Statistical comparisons

Scoring offense

  • Cincinnati: 39.6 points per game (8th in FBS)
  • Houston: 38.8 points per game (9th in FBS)

Total offense

  • Cincinnati: 430.9 yards per game (46th in FBS)
  • Houston: 421.8 yards per game (53rd in FBS)

Passing offense

  • Cincinnati: 253.6 yards per game (47th in FBS)
  • Houston: 272.4 yards per game (23rd in FBS)

Rushing offense

  • Cincinnati: 177.3 yards per game (51st in FBS)
  • Houston: 149.3 yards per game (81st in FBS)

Scoring defense

  • Cincinnati: 15.8 points per game (3rd in FBS)
  • Houston: 19.8 points per game (19th in FBS)

Total defense

  • Cincinnati: 302.3 yards per game (8th in FBS)
  • Houston: 290.3 yards per game (6th in FBS)

Passing defense

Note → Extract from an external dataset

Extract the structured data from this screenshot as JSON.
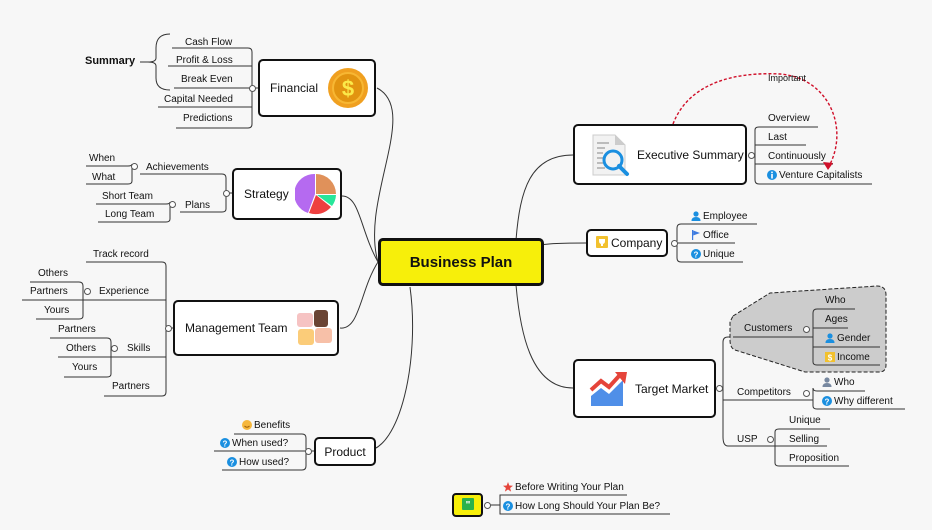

  • Cincinnati: 160.6 yards per game (3rd in FBS)
  • Houston: 192.0 yards per game (18th in FBS)

Rushing defense

  • Cincinnati: 141.8 yards per game (41st in FBS)
  • Houston: 98.3 yards per game (8th in FBS)


Some of Cincinnati’s strongest starts this year transpired against its top competition. The Bearcats jumped to a 17-0 lead over Notre Dame, a 35-0 lead over 8-4 UCF, and a 48-0 lead over 8-4 SMU. Two of those contests were held in the confines of Nippert Stadium, where Cincinnati has not lost a game since November 2017. The backing of an electric home crowd with a College Football Playoff should bolster the Bearcats in this one — a luxury not enjoyed by teams in the six neutral site conference championship games.

Houston is a viable opponent, especially on the defensive side. Similar to Cincinnati, the Cougars are among the nation’s best in a multitude of defensive categories. The relentless defenses boasted by both AAC opponents should keep this one on the lower scoring end.

But the main matchup to watch in this one is Houston’s passing offense vs. Cincinnati’s passing defense. If the Bearcats sustain the dominance they’ve displayed all year in this area, they’ll be able to surge past Houston’s aerial-based offense and claim the win... and perhaps the AAC’s first-ever spot in the College Football Playoff. However, it will happen in close fashion as AAC Championship Games typically do.

Prediction: Cincinnati 24, Houston 19